(Beginning of DATA FOR THE TASK)

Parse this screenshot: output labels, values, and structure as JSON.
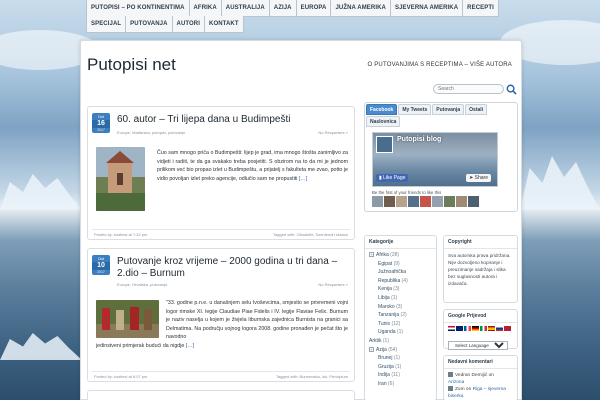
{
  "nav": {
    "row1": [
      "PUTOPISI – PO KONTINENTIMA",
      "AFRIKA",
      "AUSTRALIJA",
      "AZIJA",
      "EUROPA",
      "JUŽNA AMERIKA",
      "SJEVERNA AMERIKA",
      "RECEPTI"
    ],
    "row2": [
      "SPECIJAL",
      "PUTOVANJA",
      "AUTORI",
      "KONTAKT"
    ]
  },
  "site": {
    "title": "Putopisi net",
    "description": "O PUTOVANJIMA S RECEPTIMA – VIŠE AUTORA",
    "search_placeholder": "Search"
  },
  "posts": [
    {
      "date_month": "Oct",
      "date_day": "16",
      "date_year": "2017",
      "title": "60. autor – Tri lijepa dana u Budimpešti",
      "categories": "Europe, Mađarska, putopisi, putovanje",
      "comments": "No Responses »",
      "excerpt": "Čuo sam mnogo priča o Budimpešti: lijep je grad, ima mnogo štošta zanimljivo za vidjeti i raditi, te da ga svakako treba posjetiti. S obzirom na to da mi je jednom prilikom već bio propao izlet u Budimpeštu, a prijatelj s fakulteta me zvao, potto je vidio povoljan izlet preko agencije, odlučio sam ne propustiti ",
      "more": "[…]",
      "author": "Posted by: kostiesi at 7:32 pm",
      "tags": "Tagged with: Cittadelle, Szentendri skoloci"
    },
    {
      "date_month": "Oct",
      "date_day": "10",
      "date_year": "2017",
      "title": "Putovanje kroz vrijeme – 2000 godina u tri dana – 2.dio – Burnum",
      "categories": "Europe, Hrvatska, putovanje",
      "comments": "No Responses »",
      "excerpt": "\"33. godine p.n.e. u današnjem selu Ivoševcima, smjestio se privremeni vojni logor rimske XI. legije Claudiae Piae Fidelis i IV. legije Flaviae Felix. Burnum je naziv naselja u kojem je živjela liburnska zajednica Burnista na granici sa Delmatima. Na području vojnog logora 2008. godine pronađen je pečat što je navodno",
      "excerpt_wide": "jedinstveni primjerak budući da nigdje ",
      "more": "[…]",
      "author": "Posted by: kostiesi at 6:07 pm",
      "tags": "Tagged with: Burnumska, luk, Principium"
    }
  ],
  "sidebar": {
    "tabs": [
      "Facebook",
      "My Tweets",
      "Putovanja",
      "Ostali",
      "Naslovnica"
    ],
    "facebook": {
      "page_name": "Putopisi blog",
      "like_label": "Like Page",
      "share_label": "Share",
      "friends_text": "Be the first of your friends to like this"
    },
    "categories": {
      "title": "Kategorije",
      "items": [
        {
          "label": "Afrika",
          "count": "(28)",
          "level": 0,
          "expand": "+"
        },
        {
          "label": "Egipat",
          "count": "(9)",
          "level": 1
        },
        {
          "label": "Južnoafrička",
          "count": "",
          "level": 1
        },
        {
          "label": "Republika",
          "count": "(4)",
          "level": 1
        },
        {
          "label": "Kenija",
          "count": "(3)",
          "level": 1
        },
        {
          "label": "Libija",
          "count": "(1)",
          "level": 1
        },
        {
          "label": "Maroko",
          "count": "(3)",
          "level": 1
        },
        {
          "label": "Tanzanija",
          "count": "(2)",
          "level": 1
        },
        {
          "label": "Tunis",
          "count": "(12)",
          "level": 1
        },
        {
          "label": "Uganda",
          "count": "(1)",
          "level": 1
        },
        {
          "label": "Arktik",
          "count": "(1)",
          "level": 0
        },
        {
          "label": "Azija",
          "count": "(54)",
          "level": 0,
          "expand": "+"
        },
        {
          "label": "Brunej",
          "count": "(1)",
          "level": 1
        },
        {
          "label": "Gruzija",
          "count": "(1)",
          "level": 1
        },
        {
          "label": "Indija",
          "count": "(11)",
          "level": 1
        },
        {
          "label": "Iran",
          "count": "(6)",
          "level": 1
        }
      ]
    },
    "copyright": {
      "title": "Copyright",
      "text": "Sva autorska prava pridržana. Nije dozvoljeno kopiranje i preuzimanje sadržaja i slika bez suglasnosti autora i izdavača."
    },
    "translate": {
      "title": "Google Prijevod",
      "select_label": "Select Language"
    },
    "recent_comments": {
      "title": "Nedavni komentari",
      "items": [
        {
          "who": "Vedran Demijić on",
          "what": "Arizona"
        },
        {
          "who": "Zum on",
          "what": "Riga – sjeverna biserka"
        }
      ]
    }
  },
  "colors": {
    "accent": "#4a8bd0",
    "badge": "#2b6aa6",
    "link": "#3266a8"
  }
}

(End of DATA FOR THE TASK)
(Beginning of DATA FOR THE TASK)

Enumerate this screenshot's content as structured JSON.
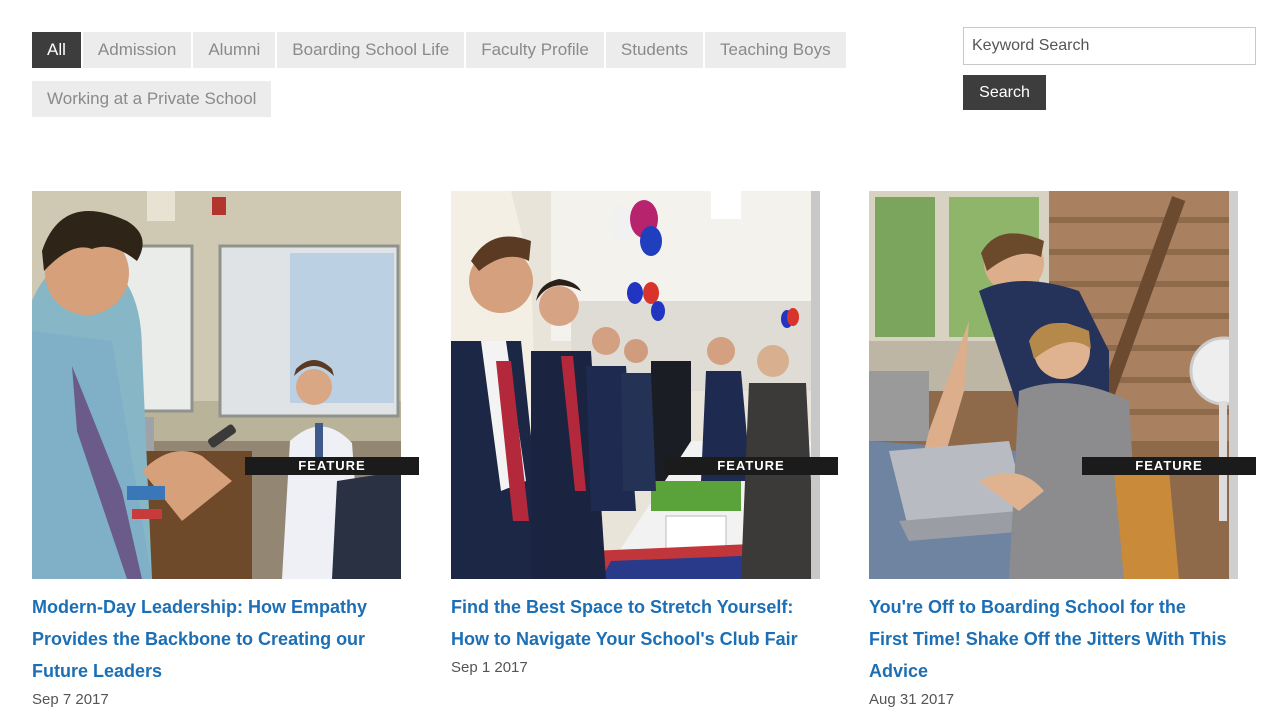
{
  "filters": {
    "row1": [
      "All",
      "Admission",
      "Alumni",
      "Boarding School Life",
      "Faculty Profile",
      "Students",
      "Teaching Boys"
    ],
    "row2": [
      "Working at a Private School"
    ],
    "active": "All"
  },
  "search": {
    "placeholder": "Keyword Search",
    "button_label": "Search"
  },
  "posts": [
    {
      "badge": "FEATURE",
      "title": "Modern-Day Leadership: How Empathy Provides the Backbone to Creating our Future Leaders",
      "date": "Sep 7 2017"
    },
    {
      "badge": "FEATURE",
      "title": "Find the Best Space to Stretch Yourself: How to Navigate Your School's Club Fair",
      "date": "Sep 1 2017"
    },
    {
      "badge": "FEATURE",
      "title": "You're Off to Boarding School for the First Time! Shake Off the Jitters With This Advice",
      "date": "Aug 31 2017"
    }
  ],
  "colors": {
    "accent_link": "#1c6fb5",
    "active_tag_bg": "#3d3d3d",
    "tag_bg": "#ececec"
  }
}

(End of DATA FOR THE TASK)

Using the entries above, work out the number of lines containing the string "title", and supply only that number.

10